--- EXTRACTED MATERIAL Enclosed Below ---

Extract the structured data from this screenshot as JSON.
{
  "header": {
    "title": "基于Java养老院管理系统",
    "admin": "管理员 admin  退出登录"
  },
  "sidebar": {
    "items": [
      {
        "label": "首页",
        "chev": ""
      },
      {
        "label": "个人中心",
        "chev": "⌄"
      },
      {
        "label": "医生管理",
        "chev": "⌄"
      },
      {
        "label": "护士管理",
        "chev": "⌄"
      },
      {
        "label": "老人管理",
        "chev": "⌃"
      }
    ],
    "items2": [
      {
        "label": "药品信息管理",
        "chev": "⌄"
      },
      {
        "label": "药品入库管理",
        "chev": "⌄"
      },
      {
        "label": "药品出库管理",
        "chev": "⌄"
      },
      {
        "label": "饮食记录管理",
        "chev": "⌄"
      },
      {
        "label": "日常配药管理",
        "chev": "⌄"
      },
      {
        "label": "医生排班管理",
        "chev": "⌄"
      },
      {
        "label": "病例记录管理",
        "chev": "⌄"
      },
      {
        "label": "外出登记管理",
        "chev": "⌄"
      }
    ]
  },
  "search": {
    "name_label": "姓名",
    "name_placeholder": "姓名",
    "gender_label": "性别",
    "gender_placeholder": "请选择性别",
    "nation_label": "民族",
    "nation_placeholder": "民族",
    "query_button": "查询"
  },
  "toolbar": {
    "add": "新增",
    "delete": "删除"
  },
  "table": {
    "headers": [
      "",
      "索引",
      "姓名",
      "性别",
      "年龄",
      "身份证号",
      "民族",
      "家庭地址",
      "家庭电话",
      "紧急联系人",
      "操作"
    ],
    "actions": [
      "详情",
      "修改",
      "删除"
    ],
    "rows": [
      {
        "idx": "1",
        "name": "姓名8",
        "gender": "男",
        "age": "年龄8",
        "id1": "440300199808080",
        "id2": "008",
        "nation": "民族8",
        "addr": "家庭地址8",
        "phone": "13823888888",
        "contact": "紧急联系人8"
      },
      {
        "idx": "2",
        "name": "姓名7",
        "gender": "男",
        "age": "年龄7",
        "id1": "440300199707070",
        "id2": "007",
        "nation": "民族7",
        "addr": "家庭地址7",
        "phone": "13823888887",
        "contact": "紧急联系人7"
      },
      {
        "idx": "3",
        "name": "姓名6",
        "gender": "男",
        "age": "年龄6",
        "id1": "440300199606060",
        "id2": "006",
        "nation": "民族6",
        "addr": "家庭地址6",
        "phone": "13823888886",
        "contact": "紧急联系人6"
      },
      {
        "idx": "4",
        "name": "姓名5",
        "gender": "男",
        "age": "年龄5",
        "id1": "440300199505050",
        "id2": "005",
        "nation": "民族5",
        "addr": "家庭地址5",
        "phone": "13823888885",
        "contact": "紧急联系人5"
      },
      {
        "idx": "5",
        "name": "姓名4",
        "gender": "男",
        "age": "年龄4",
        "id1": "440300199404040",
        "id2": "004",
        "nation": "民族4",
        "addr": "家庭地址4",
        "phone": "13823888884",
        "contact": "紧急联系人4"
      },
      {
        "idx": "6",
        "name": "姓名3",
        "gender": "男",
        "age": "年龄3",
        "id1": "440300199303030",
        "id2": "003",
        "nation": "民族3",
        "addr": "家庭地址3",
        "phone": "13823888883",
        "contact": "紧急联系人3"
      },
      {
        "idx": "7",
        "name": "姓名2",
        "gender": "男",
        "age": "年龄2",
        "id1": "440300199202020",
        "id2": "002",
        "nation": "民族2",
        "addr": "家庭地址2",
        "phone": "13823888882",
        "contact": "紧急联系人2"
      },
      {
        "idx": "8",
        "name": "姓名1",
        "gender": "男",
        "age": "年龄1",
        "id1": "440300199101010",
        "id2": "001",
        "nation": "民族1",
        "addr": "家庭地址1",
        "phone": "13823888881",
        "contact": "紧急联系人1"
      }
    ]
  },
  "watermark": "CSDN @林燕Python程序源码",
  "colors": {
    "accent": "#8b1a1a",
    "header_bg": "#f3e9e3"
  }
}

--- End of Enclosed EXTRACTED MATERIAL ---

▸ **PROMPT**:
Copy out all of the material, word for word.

▸ **SOLUTION TO THE PROBLEM**:
Extract the structured data from this screenshot as JSON.
{
  "header": {
    "title": "基于Java养老院管理系统",
    "admin": "管理员 admin  退出登录"
  },
  "sidebar": {
    "items": [
      {
        "label": "首页",
        "chev": ""
      },
      {
        "label": "个人中心",
        "chev": "⌄"
      },
      {
        "label": "医生管理",
        "chev": "⌄"
      },
      {
        "label": "护士管理",
        "chev": "⌄"
      },
      {
        "label": "老人管理",
        "chev": "⌃"
      }
    ],
    "items2": [
      {
        "label": "药品信息管理",
        "chev": "⌄"
      },
      {
        "label": "药品入库管理",
        "chev": "⌄"
      },
      {
        "label": "药品出库管理",
        "chev": "⌄"
      },
      {
        "label": "饮食记录管理",
        "chev": "⌄"
      },
      {
        "label": "日常配药管理",
        "chev": "⌄"
      },
      {
        "label": "医生排班管理",
        "chev": "⌄"
      },
      {
        "label": "病例记录管理",
        "chev": "⌄"
      },
      {
        "label": "外出登记管理",
        "chev": "⌄"
      }
    ]
  },
  "search": {
    "name_label": "姓名",
    "name_placeholder": "姓名",
    "gender_label": "性别",
    "gender_placeholder": "请选择性别",
    "nation_label": "民族",
    "nation_placeholder": "民族",
    "query_button": "查询"
  },
  "toolbar": {
    "add": "新增",
    "delete": "删除"
  },
  "table": {
    "headers": [
      "",
      "索引",
      "姓名",
      "性别",
      "年龄",
      "身份证号",
      "民族",
      "家庭地址",
      "家庭电话",
      "紧急联系人",
      "操作"
    ],
    "actions": [
      "详情",
      "修改",
      "删除"
    ],
    "rows": [
      {
        "idx": "1",
        "name": "姓名8",
        "gender": "男",
        "age": "年龄8",
        "id1": "440300199808080",
        "id2": "008",
        "nation": "民族8",
        "addr": "家庭地址8",
        "phone": "13823888888",
        "contact": "紧急联系人8"
      },
      {
        "idx": "2",
        "name": "姓名7",
        "gender": "男",
        "age": "年龄7",
        "id1": "440300199707070",
        "id2": "007",
        "nation": "民族7",
        "addr": "家庭地址7",
        "phone": "13823888887",
        "contact": "紧急联系人7"
      },
      {
        "idx": "3",
        "name": "姓名6",
        "gender": "男",
        "age": "年龄6",
        "id1": "440300199606060",
        "id2": "006",
        "nation": "民族6",
        "addr": "家庭地址6",
        "phone": "13823888886",
        "contact": "紧急联系人6"
      },
      {
        "idx": "4",
        "name": "姓名5",
        "gender": "男",
        "age": "年龄5",
        "id1": "440300199505050",
        "id2": "005",
        "nation": "民族5",
        "addr": "家庭地址5",
        "phone": "13823888885",
        "contact": "紧急联系人5"
      },
      {
        "idx": "5",
        "name": "姓名4",
        "gender": "男",
        "age": "年龄4",
        "id1": "440300199404040",
        "id2": "004",
        "nation": "民族4",
        "addr": "家庭地址4",
        "phone": "13823888884",
        "contact": "紧急联系人4"
      },
      {
        "idx": "6",
        "name": "姓名3",
        "gender": "男",
        "age": "年龄3",
        "id1": "440300199303030",
        "id2": "003",
        "nation": "民族3",
        "addr": "家庭地址3",
        "phone": "13823888883",
        "contact": "紧急联系人3"
      },
      {
        "idx": "7",
        "name": "姓名2",
        "gender": "男",
        "age": "年龄2",
        "id1": "440300199202020",
        "id2": "002",
        "nation": "民族2",
        "addr": "家庭地址2",
        "phone": "13823888882",
        "contact": "紧急联系人2"
      },
      {
        "idx": "8",
        "name": "姓名1",
        "gender": "男",
        "age": "年龄1",
        "id1": "440300199101010",
        "id2": "001",
        "nation": "民族1",
        "addr": "家庭地址1",
        "phone": "13823888881",
        "contact": "紧急联系人1"
      }
    ]
  },
  "watermark": "CSDN @林燕Python程序源码",
  "colors": {
    "accent": "#8b1a1a",
    "header_bg": "#f3e9e3"
  }
}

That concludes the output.